This month marks the fourth anniversary of Kiwi Adventures, a milestone I scarcely imagined when I began the blog way back in 2015. Since then it’s become a driving force in my life as I learn and adventure and write – and from that, I grow as a person.
This year I’ve published a lot less than in previous years, a lot less than I’d have liked. Some months have even passed without a single post. Part of that is the increasing complexity of my articles, but a major factor has been that this year has been an unusually tough one for me, leaving me so mentally and emotionally drained that mustering the effort to write sometimes seems like an insurmountable barrier.
And yet there’s still so many stories I want to tell.
My year of meh began when I took a week from the pressures of my day job for a great road trip south with my bestie. Alas, my Adventurer’s Curse struck and nothing went as planned, leaving me cruising southward on my lonesome. While I ultimately had many great adventures on my solo journey south, the incident poked at old wounds – ideas I thought I’d long since squashed, ideas that suggested a reality where I’m simply not fated to enjoy nice things, a reality where I’d be better off not to waste time seeking to indulge myself.
In February, my life was turned upside down when my Mum had a serious medical event – completely without warning. One day she was active, making art, coordinating the family, the next she was in the ICU and I had no idea if I’d ever talk to her again.
So my next “holiday” was spent in Christchurch as I wandered the banks of the Avon between sessions at her bed side, hoping against hope that she’d wake up as the same person that I knew.
Mere weeks after Mum was sent back to Dunedin to continue her recovery the entire country was brought to a standstill by the terror attack at the mosque, once again upending the safe world I thought I inhabited.
But perhaps I shouldn’t dwell so much on the bad. This year has brought good things too.
Mum is recovering and starting to seem like her old self again. The injury to her brain has affected her speech and writing and movement but miraculously her personality and wit and cognition are still in tact. I am so, so proud of the progress she has made, and her good humour in the face of adversity.
She has a new granddaughter and I a new niece, proving that life continues even when the world seems most grim.
When it comes to adventures, I may not have surpassed myself in quantity but I have made some strides in quality. I completed my first multi day trek walking the Kepler with my Wellness Walker companions. This is an important step for me, as there are some remote adventures on my List that require daring hikes into the wilderness.
Last year I commented that I’d almost adventured over every region of the South Island but Nelson. Perhaps this year I could have made it a clean sweep if not for the fact that I broadened my horizons and ventured to the North Island for the first time in a decade.
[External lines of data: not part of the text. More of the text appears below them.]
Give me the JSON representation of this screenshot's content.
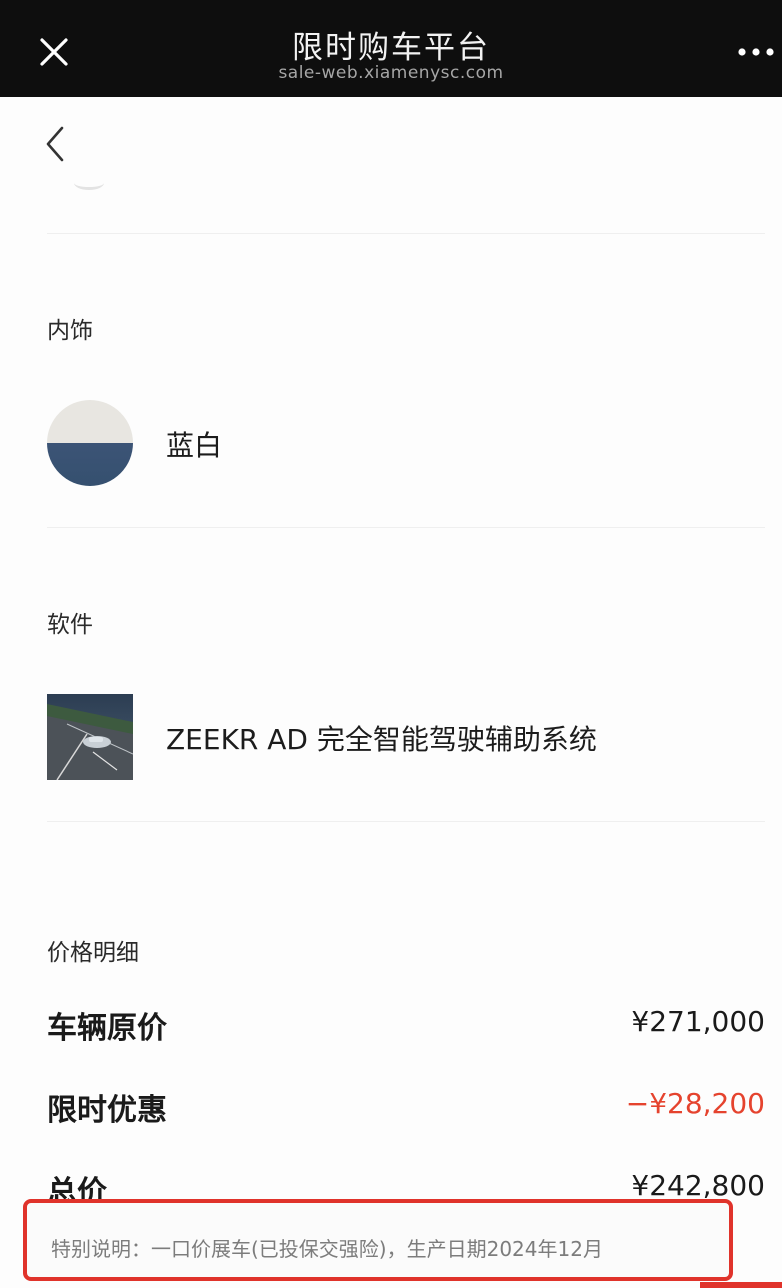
{
  "topbar": {
    "title": "限时购车平台",
    "domain": "sale-web.xiamenysc.com",
    "close_icon": "close-icon",
    "more_icon": "more-horizontal-icon"
  },
  "nav": {
    "back_icon": "chevron-left-icon"
  },
  "interior": {
    "label": "内饰",
    "option_name": "蓝白",
    "swatch_colors": [
      "#e8e6e1",
      "#3c5476"
    ]
  },
  "software": {
    "label": "软件",
    "option_name": "ZEEKR AD 完全智能驾驶辅助系统"
  },
  "price": {
    "label": "价格明细",
    "rows": [
      {
        "label": "车辆原价",
        "value": "¥271,000"
      },
      {
        "label": "限时优惠",
        "value": "−¥28,200"
      },
      {
        "label": "总价",
        "value": "¥242,800"
      }
    ]
  },
  "note": {
    "text": "特别说明：一口价展车(已投保交强险)，生产日期2024年12月"
  },
  "colors": {
    "discount": "#e5432e",
    "highlight_border": "#e0332b",
    "topbar": "#0e0e0e"
  }
}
The north has many intriguing things to offer, and I’m still astonished at the sheer variety of wonders our small country has on offer. The thermal springs of Rotorua were charming, but the most meaningful stop for me had to be the place that my family holidayed when I was a child. Conventional wisdom says you can never go back, yet Pakuratahi seemed frozen in time, an island of my childhood to which I could anchor myself in a time of uncertainty.
Home again, and even right outside my door adventure beckoned. I explored my own neighbourhood and in partnership with Wellness Walkers Trust I lead two tours of Caversham, each attended by just shy of fifty people. It’s heartening to know that even as so many decry New Zealand history as “boring”, there’s still so much interest in our local heritage.
That brings me to today. Something drastic was required to get me out of my 2019 rut, so I’ve seized upon an intention I’ve had for at least two years, and taken myself away from the complications and responsibilities of my life in New Zealand to the tiny nation of Niue. Here in the Red House of Avatele I hope to find the time to catch up on my reading, writing and adventuring. Best news yet – no sign of the Adventurer’s Curse!
Looking to the future, I have begun to make concrete plans once more as I emerge from this time of uncertainty. I have two grand adventures planned which I hope will eventuate over the next year – one to seek my earliest New Zealand ancestors in Taranaki, and another very ambitious adventure to the USA and Europe, for reasons I hope you’ll stick around to learn.
This blog is about place, and in the end it seems so much comes down to that very thing. When my world is crumbling around me I can seek refuge in the place of my childhood, or the place of my ancestors, or perhaps a place that allows me to throw off all such ties. The common thread is that each sort of place connects me with something greater than myself, with what has gone before, and with the promise of a future.
Readers, what place is your anchor? Where do you go in times of trouble, to connect with the past and the future?